Picture: Danie van der Lith

SOUTH Africa’s most luminous champions of culture and heritage descended upon the Mittah Seperepere Convention Centre in Kimberley on the weekend to celebrate the annual Golden Shield Heritage Awards.

Held under the auspices of the National Heritage Council (NHC) of South Africa, in partnership with the Sol Plaatje Municipality and the Northern Cape Department of Sport, Arts and Culture, the aim is to promote the country’s national heritage and acknowledge its role in social cohesion and community development.

Eighteen finalists were selected from dozens of nominees across the wide spectrum of South Africa’s diverse communities.

Some of the highlights of the event were the announcement of this year’s Lifetime Achiever Award, which was bestowed upon Dr Mongane Wally Serote in recognition of his outstanding and lasting contribution to the heritage profession over a significant period of time.

Dr Serote is a South African poet and writer. He became involved in political resistance to the apartheid government in 1969. He subsequently spent years in exile, working in Botswana and later London, England, before eventually returning to South Africa in 1990.

One of his highest achievements was his leadership in conceptualising and establishing the flagship legacy heritage interpretation facility known as Freedom Park in Pretoria. The facility attracts visitors from abroad and nationally to learn about the complete freedom struggle of South Africa. This initiative is a disruptor in the heritage landscape and will remain relevant for many future generations.

The National Living Treasure Award, which recognises individuals who have promoted and advocated the significance or revival of intangible cultural heritage over a number of years, was awarded to jazz legend Jonas Gwangwa as well as the Xitshonga cultural heritage icon and musician, Dr Thomas Chauke.

“As we’re celebrating Heritage Month and the hard work of our nation united in diversity, we honour and recognise the contributions of individuals and organisations who protect the heritage of our African soil. They are indeed the champions of our heritage,” the MEC for Sport, Arts and Culture, Bongiwe Mbinqo-Gigaba, said during the awards.
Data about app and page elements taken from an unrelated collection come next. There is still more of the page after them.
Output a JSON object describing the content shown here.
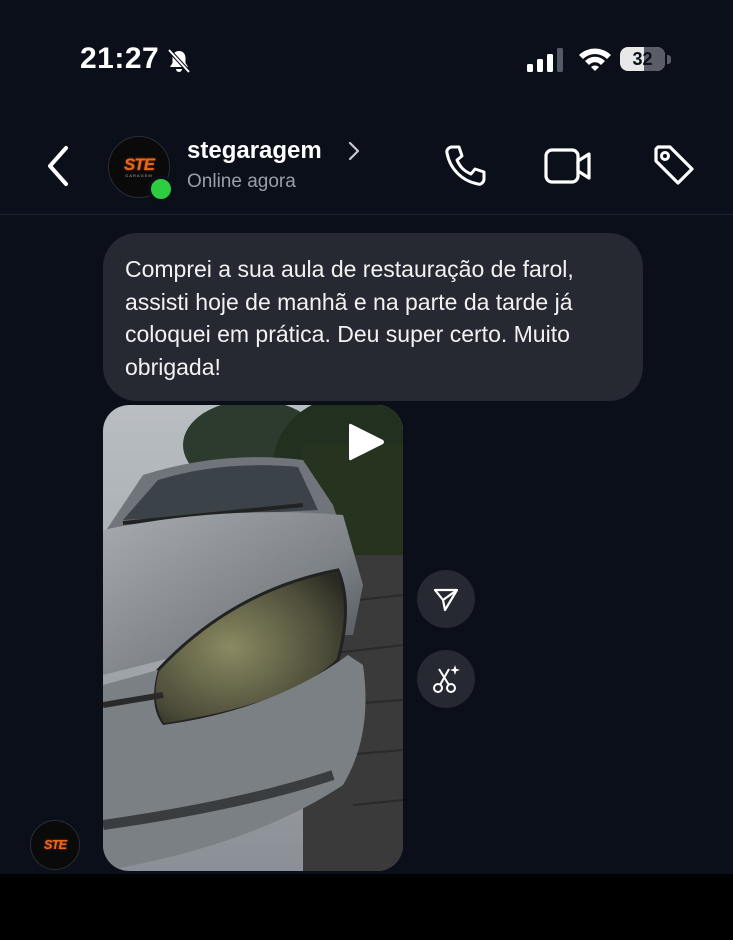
{
  "status_bar": {
    "time": "21:27",
    "battery": "32",
    "icons": [
      "bell-slash-icon",
      "signal-icon",
      "wifi-icon",
      "battery-icon"
    ]
  },
  "header": {
    "username": "stegaragem",
    "presence": "Online agora",
    "avatar_logo": "STE",
    "avatar_logo_sub": "GARAGEM",
    "online_color": "#2ecc40",
    "icons": [
      "back-chevron-icon",
      "chevron-right-icon",
      "phone-icon",
      "video-camera-icon",
      "tag-icon"
    ]
  },
  "messages": [
    {
      "type": "text",
      "text": "Comprei a sua aula de restauração de farol, assisti hoje de manhã  e na parte da tarde já coloquei em prática. Deu super certo. Muito obrigada!"
    },
    {
      "type": "video",
      "description_icons": [
        "play-icon",
        "share-icon",
        "ai-sparkle-icon"
      ]
    }
  ],
  "colors": {
    "background": "#0b0f1a",
    "bubble": "#262931",
    "muted_text": "#9a9ea8"
  }
}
Nontsikelelo Biko (Ubuntu Honours), the Lesseyton Methodist Church (Best Community Project), and Bishop Makobe Makope (Academic Excellence) were but some of the recipients on the evening.

The Big Hole in Kimberly, a tourism landmark that is known across the world, received recognition as the most preferred heritage destination for its preservation of the history of diamond mining as well as its educational Diamond World Centre, which takes visitors through the process of mining and preparing the world’s most-loved precious stones.

Poet and performance artist Lebo Mashile deftly led the evening’s proceedings alongside Northern Cape-based MC and comedian, Mark my Words.

Celebrated vocalist, Lira, performed along with a bevy of Kimberley-based artists, including the talented Khoi dance group, the Bailombo Dans Group.

This event is an annual highlight on the national cultural calendar and is well attended by government leaders, traditional healers, arts and culture enthusiasts and members of the community.

The winners in the various categories were announced as follows:

National Living Treasure – Thomas Chauke

Preferred Heritage Destination – The Big Hole Kimberley

Young Heritage Activist – Tsholofelo Masetshaba Mosala

Academic Excellence – Bishop Mokobe

Voice of Heritage – Naledzani Elisa Netshirembe

Heritage Corporate Citizen – Phillip Tshepo Matlhoko

Liberation Heritage Steward – Tiego Shametsa

Heritage Education – Bathandwa Kwababa

Best Community Project – Lesseyton Methodist Church

Ubuntu Awards – Nontsikelelo Biko

Lifetime Achievement Awards – Dr Mongane Wally Serote